In former special counsel Robert Mueller’s testimony last week, he said the “Alfa Bank theory is not true.”
Why is Christopher Wray, who became the FBI Director after all of this occurred, trying to hide this information? Solomon’s sources tell him:
It’s because the State Department included notations on Steele’s five pages of research strongly calling into question his Alfa Bank theories before sending it to the FBI. In other words, they challenged the veracity and quality of Steele’s intelligence.
Under the FBI’s human source rules, a U.S. government’s negative assessment of an informer’s information would constitute “derogatory information” that would have to be disclosed to the FISC if Steele’s work was being used to support a Foreign Intelligence Surveillance Act (FISA) warrant.
Eight days after Kavalec sent Laycock her annotated version of Steele’s Alfa Bank research, the FBI submitted to the FISC an application that won the agency permission to surveil former Trump campaign adviser Carter Page.
The bureau did not include State’s assessment. Instead, agents declared they possessed no derogatory information about Steele.
Wray’s attempts to stonewall requests for FBI records are becoming familiar. But the FBI has actually gone to court to fight this particular one.

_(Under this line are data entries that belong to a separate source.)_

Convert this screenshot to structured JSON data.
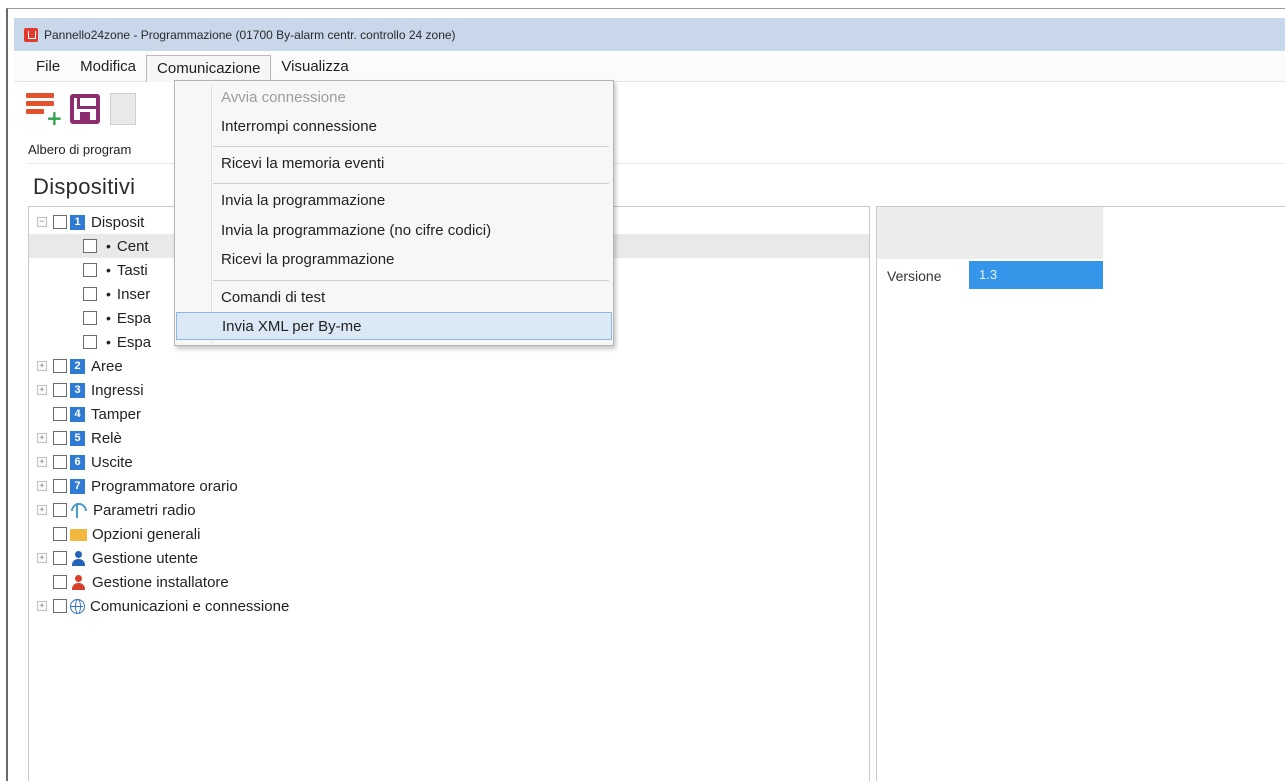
{
  "window": {
    "title": "Pannello24zone - Programmazione (01700  By-alarm centr. controllo 24 zone)"
  },
  "menubar": {
    "items": [
      "File",
      "Modifica",
      "Comunicazione",
      "Visualizza"
    ]
  },
  "toolbar": {
    "buttons": [
      "new-program-icon",
      "save-icon",
      "document-icon"
    ]
  },
  "tree_label": "Albero di program",
  "section_title": "Dispositivi",
  "tree": {
    "root": {
      "num": "1",
      "label": "Disposit"
    },
    "children": [
      {
        "label": "Cent"
      },
      {
        "label": "Tasti"
      },
      {
        "label": "Inser"
      },
      {
        "label": "Espa"
      },
      {
        "label": "Espa"
      }
    ],
    "nodes": [
      {
        "num": "2",
        "label": "Aree"
      },
      {
        "num": "3",
        "label": "Ingressi"
      },
      {
        "num": "4",
        "label": "Tamper"
      },
      {
        "num": "5",
        "label": "Relè"
      },
      {
        "num": "6",
        "label": "Uscite"
      },
      {
        "num": "7",
        "label": "Programmatore orario"
      }
    ],
    "icon_nodes": [
      {
        "icon": "antenna-icon",
        "label": "Parametri radio"
      },
      {
        "icon": "folder-icon",
        "label": "Opzioni generali"
      },
      {
        "icon": "user-icon",
        "label": "Gestione utente"
      },
      {
        "icon": "installer-icon",
        "label": "Gestione installatore"
      },
      {
        "icon": "globe-icon",
        "label": "Comunicazioni e connessione"
      }
    ]
  },
  "properties": {
    "version_label": "Versione",
    "version_value": "1.3"
  },
  "dropdown": {
    "items": [
      {
        "label": "Avvia connessione",
        "disabled": true
      },
      {
        "label": "Interrompi connessione"
      },
      {
        "label": "Ricevi la memoria eventi"
      },
      {
        "label": "Invia la programmazione"
      },
      {
        "label": "Invia la programmazione (no cifre codici)"
      },
      {
        "label": "Ricevi la programmazione"
      },
      {
        "label": "Comandi di test"
      },
      {
        "label": "Invia XML per By-me",
        "highlighted": true
      }
    ]
  },
  "colors": {
    "titlebar": "#c9d7ea",
    "selection": "#3595e8",
    "menu_highlight": "#dbe8f6",
    "tree_number": "#2f7bd4"
  }
}
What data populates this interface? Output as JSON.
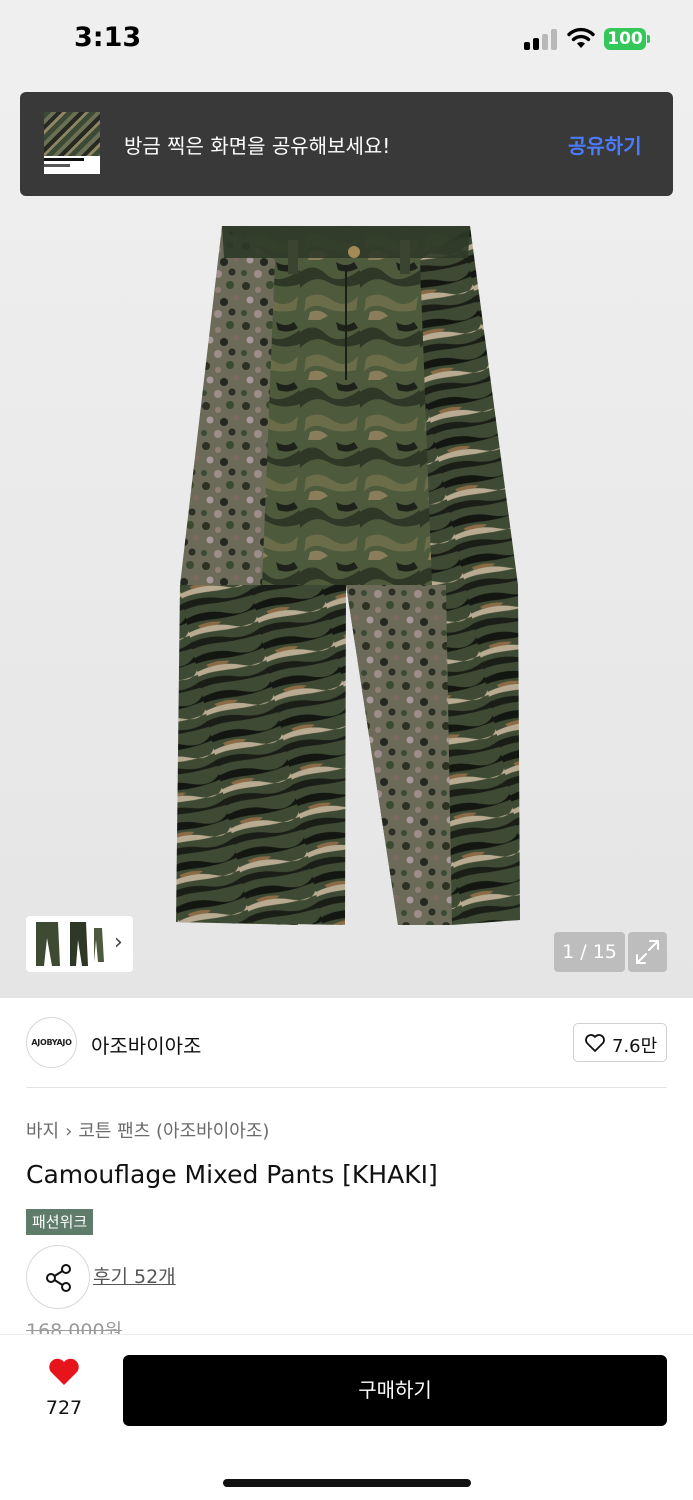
{
  "status_bar": {
    "time": "3:13",
    "battery": "100"
  },
  "toast": {
    "message": "방금 찍은 화면을 공유해보세요!",
    "action": "공유하기"
  },
  "gallery": {
    "page_indicator": "1 / 15",
    "current_page": 1,
    "total_pages": 15
  },
  "brand": {
    "logo_text": "AJOBYAJO",
    "name": "아조바이아조",
    "likes": "7.6만"
  },
  "breadcrumb": {
    "category": "바지",
    "subcategory": "코튼 팬츠 (아조바이아조)"
  },
  "product": {
    "title": "Camouflage Mixed Pants [KHAKI]",
    "badge": "패션위크",
    "reviews": "후기 52개",
    "original_price": "168,000원"
  },
  "bottom_bar": {
    "wish_count": "727",
    "buy_label": "구매하기"
  },
  "colors": {
    "accent_blue": "#4b7bff",
    "heart_red": "#e8141c",
    "badge_green": "#5f7b6a",
    "battery_green": "#34c759"
  }
}
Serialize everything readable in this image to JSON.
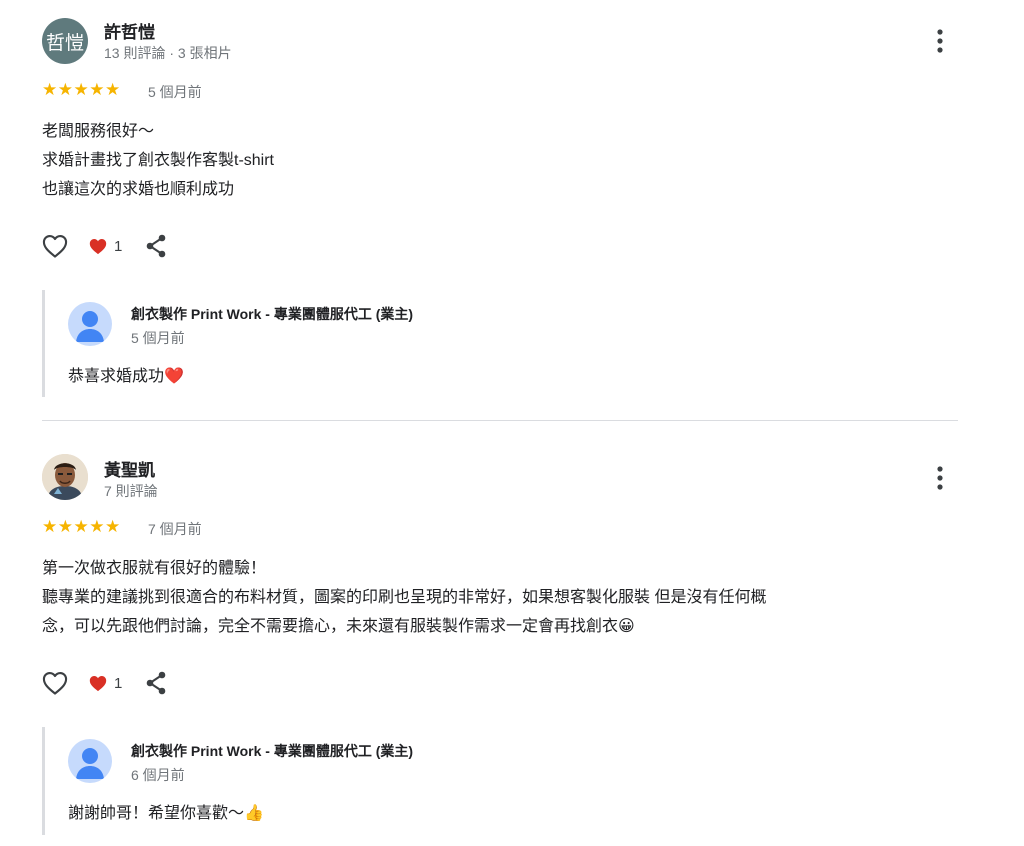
{
  "reviews": [
    {
      "avatar_initials": "哲愷",
      "name": "許哲愷",
      "meta": "13 則評論 · 3 張相片",
      "rating": 5,
      "stars": "★★★★★",
      "date": "5 個月前",
      "text": "老闆服務很好～\n求婚計畫找了創衣製作客製t-shirt\n也讓這次的求婚也順利成功",
      "reaction_count": "1",
      "reply": {
        "owner": "創衣製作 Print Work - 專業團體服代工 (業主)",
        "date": "5 個月前",
        "text": "恭喜求婚成功❤️"
      }
    },
    {
      "name": "黃聖凱",
      "meta": "7 則評論",
      "rating": 5,
      "stars": "★★★★★",
      "date": "7 個月前",
      "text": "第一次做衣服就有很好的體驗！\n聽專業的建議挑到很適合的布料材質，圖案的印刷也呈現的非常好，如果想客製化服裝 但是沒有任何概\n念，可以先跟他們討論，完全不需要擔心，未來還有服裝製作需求一定會再找創衣😀",
      "reaction_count": "1",
      "reply": {
        "owner": "創衣製作 Print Work - 專業團體服代工 (業主)",
        "date": "6 個月前",
        "text": "謝謝帥哥！希望你喜歡～👍"
      }
    }
  ],
  "colors": {
    "star": "#f6b400",
    "heart": "#d93025",
    "muted_text": "#70757a",
    "divider": "#dadce0",
    "reply_avatar": "#c6dafc",
    "reply_avatar_figure": "#4285f4",
    "initials_avatar": "#5f7a7d"
  },
  "icons": [
    "more-vert-icon",
    "like-heart-outline-icon",
    "red-heart-reaction-icon",
    "share-icon",
    "default-user-icon"
  ]
}
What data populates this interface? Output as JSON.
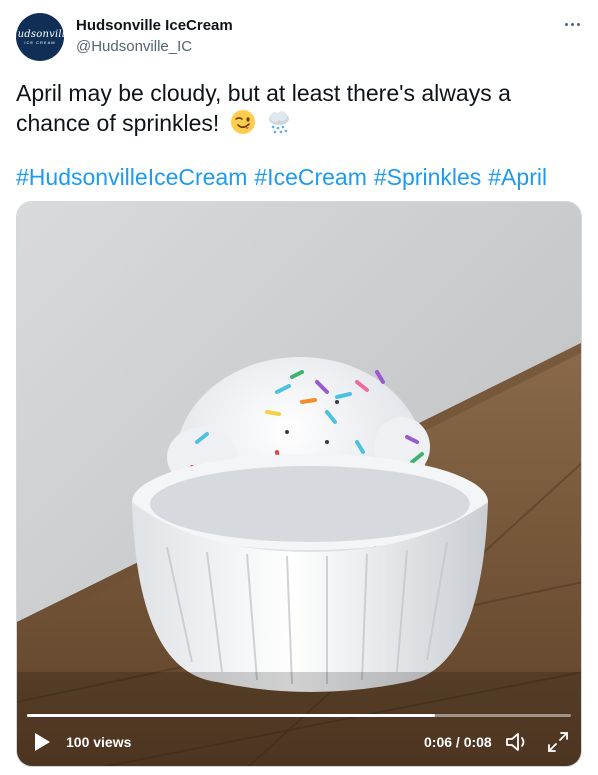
{
  "account": {
    "display_name": "Hudsonville IceCream",
    "handle": "@Hudsonville_IC",
    "avatar_text": "Hudsonville",
    "avatar_subtext": "ICE CREAM"
  },
  "tweet": {
    "text_line1": "April may be cloudy, but at least there's always a",
    "text_line2": "chance of sprinkles!",
    "hashtags": [
      "#HudsonvilleIceCream",
      "#IceCream",
      "#Sprinkles",
      "#April"
    ]
  },
  "video": {
    "views": "100 views",
    "time": "0:06 / 0:08",
    "progress": 0.75
  },
  "icons": [
    "more-icon",
    "wink-emoji-icon",
    "cloud-rain-emoji-icon",
    "play-icon",
    "volume-icon",
    "fullscreen-icon"
  ],
  "colors": {
    "link": "#1d9bf0",
    "secondary_text": "#536471",
    "avatar_bg": "#0f2f57"
  }
}
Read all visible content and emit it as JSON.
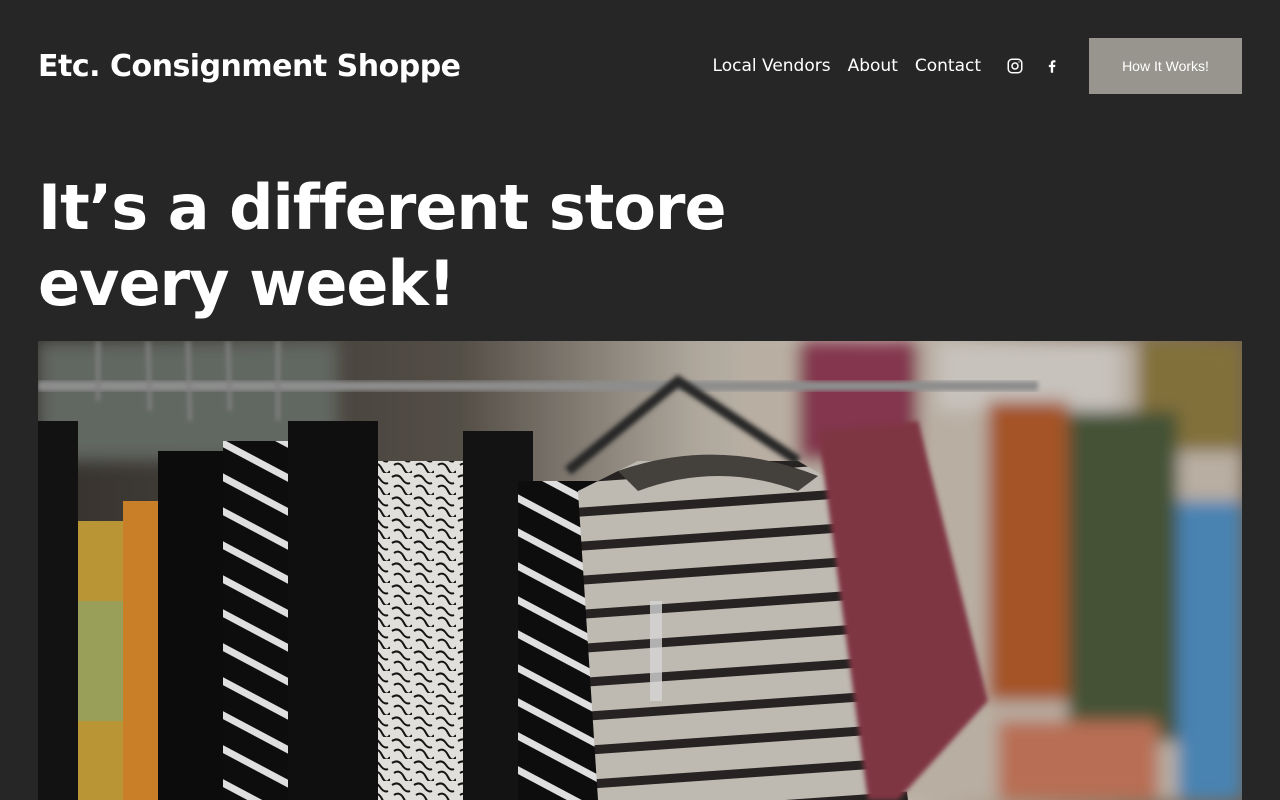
{
  "site": {
    "title": "Etc. Consignment Shoppe"
  },
  "nav": {
    "items": [
      {
        "label": "Local Vendors"
      },
      {
        "label": "About"
      },
      {
        "label": "Contact"
      }
    ]
  },
  "social": {
    "icons": [
      "instagram-icon",
      "facebook-icon"
    ]
  },
  "cta": {
    "label": "How It Works!",
    "color": "#97958d"
  },
  "hero": {
    "heading": "It’s a different store every week!"
  },
  "colors": {
    "background": "#262626",
    "text": "#ffffff"
  }
}
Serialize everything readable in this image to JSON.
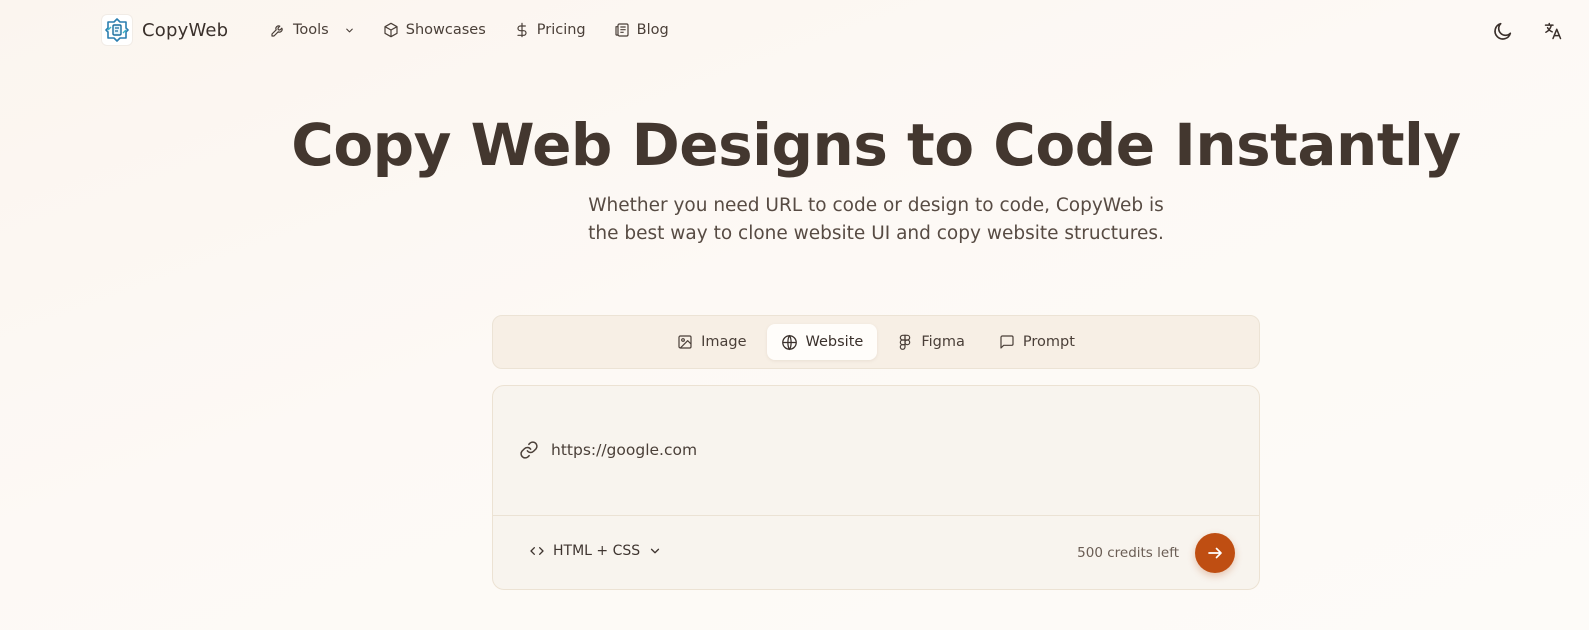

What are they trying so hard to hide?
Is it time for Trump to think about a replacement for Christopher Wray?